(DATA RECORDS begins)
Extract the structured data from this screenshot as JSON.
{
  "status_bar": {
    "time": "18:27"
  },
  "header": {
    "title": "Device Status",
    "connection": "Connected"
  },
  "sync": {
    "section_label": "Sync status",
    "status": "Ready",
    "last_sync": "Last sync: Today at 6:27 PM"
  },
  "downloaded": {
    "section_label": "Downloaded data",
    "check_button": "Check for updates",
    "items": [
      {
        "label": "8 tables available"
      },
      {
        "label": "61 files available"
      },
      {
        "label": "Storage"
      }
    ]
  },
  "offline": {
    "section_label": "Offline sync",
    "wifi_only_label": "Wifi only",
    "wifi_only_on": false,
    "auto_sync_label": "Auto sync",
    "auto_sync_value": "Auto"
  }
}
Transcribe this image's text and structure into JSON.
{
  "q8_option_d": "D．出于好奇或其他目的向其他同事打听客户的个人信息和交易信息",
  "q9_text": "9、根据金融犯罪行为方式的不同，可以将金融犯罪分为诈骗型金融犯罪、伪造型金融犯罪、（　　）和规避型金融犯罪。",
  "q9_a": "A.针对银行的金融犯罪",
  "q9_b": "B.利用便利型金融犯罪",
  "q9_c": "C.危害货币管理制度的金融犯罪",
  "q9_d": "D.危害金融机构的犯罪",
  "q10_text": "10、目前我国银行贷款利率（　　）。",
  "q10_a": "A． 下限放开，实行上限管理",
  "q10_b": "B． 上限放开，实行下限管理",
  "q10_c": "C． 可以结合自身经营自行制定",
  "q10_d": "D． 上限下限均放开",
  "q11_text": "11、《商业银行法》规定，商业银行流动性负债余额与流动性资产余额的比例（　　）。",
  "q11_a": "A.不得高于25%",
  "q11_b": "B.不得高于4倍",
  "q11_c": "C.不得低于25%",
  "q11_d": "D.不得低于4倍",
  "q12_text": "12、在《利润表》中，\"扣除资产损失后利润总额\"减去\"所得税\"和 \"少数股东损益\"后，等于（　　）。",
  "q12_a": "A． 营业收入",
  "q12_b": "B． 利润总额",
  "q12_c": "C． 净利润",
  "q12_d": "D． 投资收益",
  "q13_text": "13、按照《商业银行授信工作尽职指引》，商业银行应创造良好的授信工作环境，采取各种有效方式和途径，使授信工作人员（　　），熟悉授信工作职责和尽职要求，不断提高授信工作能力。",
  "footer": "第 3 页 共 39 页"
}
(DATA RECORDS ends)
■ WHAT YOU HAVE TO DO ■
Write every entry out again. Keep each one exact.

■ TASK RESULT ■
Extract the structured data from this screenshot as JSON.
{
  "status_bar": {
    "time": "18:27"
  },
  "header": {
    "title": "Device Status",
    "connection": "Connected"
  },
  "sync": {
    "section_label": "Sync status",
    "status": "Ready",
    "last_sync": "Last sync: Today at 6:27 PM"
  },
  "downloaded": {
    "section_label": "Downloaded data",
    "check_button": "Check for updates",
    "items": [
      {
        "label": "8 tables available"
      },
      {
        "label": "61 files available"
      },
      {
        "label": "Storage"
      }
    ]
  },
  "offline": {
    "section_label": "Offline sync",
    "wifi_only_label": "Wifi only",
    "wifi_only_on": false,
    "auto_sync_label": "Auto sync",
    "auto_sync_value": "Auto"
  }
}
Transcribe this image's text and structure into JSON.
{
  "q8_option_d": "D．出于好奇或其他目的向其他同事打听客户的个人信息和交易信息",
  "q9_text": "9、根据金融犯罪行为方式的不同，可以将金融犯罪分为诈骗型金融犯罪、伪造型金融犯罪、（　　）和规避型金融犯罪。",
  "q9_a": "A.针对银行的金融犯罪",
  "q9_b": "B.利用便利型金融犯罪",
  "q9_c": "C.危害货币管理制度的金融犯罪",
  "q9_d": "D.危害金融机构的犯罪",
  "q10_text": "10、目前我国银行贷款利率（　　）。",
  "q10_a": "A． 下限放开，实行上限管理",
  "q10_b": "B． 上限放开，实行下限管理",
  "q10_c": "C． 可以结合自身经营自行制定",
  "q10_d": "D． 上限下限均放开",
  "q11_text": "11、《商业银行法》规定，商业银行流动性负债余额与流动性资产余额的比例（　　）。",
  "q11_a": "A.不得高于25%",
  "q11_b": "B.不得高于4倍",
  "q11_c": "C.不得低于25%",
  "q11_d": "D.不得低于4倍",
  "q12_text": "12、在《利润表》中，\"扣除资产损失后利润总额\"减去\"所得税\"和 \"少数股东损益\"后，等于（　　）。",
  "q12_a": "A． 营业收入",
  "q12_b": "B． 利润总额",
  "q12_c": "C． 净利润",
  "q12_d": "D． 投资收益",
  "q13_text": "13、按照《商业银行授信工作尽职指引》，商业银行应创造良好的授信工作环境，采取各种有效方式和途径，使授信工作人员（　　），熟悉授信工作职责和尽职要求，不断提高授信工作能力。",
  "footer": "第 3 页 共 39 页"
}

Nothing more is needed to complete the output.